> _Your goal_
In the entries that follow, how many lines contain "view"? Please reply with only the number.

> _Provided data_
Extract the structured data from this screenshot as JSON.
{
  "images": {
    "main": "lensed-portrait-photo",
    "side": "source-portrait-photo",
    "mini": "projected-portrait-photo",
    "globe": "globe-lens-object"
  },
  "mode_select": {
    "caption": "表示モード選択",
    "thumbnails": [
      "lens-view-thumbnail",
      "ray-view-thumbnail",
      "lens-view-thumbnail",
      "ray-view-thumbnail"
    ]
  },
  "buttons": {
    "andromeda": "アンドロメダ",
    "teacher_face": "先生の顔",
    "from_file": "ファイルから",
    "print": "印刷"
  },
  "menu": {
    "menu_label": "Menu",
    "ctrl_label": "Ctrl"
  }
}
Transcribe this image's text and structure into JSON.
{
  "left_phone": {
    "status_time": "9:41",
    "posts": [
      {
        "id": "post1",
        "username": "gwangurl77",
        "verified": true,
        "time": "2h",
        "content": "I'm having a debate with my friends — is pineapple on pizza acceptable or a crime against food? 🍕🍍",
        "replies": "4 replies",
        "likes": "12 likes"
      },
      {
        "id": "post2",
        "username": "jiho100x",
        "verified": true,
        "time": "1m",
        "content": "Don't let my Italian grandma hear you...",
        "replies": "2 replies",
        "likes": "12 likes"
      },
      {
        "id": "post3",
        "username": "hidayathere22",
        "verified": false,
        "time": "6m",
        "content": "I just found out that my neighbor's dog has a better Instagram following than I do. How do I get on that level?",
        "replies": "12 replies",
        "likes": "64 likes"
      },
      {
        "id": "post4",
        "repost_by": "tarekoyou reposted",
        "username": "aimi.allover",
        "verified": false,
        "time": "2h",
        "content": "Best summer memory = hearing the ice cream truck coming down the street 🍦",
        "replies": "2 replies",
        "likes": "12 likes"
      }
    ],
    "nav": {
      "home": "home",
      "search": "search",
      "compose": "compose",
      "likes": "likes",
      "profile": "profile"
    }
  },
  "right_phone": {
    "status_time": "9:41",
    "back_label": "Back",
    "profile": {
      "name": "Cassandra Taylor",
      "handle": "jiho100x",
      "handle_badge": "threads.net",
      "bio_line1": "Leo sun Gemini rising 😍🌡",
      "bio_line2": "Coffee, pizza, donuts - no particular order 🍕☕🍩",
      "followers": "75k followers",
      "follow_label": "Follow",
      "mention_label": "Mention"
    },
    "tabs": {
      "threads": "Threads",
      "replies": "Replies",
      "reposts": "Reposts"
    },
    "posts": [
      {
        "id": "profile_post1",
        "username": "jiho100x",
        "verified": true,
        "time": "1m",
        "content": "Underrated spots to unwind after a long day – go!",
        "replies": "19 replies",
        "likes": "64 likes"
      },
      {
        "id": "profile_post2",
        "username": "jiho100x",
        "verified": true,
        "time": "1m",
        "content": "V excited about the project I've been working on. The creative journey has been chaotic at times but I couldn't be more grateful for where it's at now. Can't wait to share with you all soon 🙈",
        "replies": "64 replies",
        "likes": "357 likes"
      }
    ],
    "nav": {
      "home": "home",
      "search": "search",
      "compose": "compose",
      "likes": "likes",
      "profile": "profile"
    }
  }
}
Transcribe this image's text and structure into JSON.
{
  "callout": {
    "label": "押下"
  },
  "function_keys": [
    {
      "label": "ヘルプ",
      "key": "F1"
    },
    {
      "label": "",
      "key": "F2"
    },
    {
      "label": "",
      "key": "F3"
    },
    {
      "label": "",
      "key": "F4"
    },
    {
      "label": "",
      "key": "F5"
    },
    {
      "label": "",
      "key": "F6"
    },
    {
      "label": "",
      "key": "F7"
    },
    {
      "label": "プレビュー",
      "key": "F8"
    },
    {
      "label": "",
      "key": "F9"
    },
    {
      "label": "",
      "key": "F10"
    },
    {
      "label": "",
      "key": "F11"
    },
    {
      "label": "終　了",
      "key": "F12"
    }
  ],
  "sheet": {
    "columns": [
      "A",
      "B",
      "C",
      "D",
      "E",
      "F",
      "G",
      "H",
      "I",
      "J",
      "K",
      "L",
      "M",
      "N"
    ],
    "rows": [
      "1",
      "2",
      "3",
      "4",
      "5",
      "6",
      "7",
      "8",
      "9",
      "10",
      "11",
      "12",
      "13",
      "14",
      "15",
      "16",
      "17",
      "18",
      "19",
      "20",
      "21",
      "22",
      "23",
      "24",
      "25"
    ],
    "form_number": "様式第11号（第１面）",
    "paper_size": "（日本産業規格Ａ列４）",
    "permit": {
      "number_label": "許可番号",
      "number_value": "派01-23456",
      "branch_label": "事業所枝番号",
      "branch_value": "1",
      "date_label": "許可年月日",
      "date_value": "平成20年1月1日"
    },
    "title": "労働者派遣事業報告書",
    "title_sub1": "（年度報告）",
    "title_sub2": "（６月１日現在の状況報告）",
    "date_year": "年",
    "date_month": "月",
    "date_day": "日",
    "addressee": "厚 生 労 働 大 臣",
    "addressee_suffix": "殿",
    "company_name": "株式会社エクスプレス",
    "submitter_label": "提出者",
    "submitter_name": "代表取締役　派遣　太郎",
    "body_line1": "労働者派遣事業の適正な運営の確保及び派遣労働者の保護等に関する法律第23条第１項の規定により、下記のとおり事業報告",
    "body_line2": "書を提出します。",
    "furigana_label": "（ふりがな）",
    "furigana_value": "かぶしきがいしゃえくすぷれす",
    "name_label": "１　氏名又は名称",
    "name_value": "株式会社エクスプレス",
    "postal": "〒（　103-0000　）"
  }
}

> _Worked solution_
4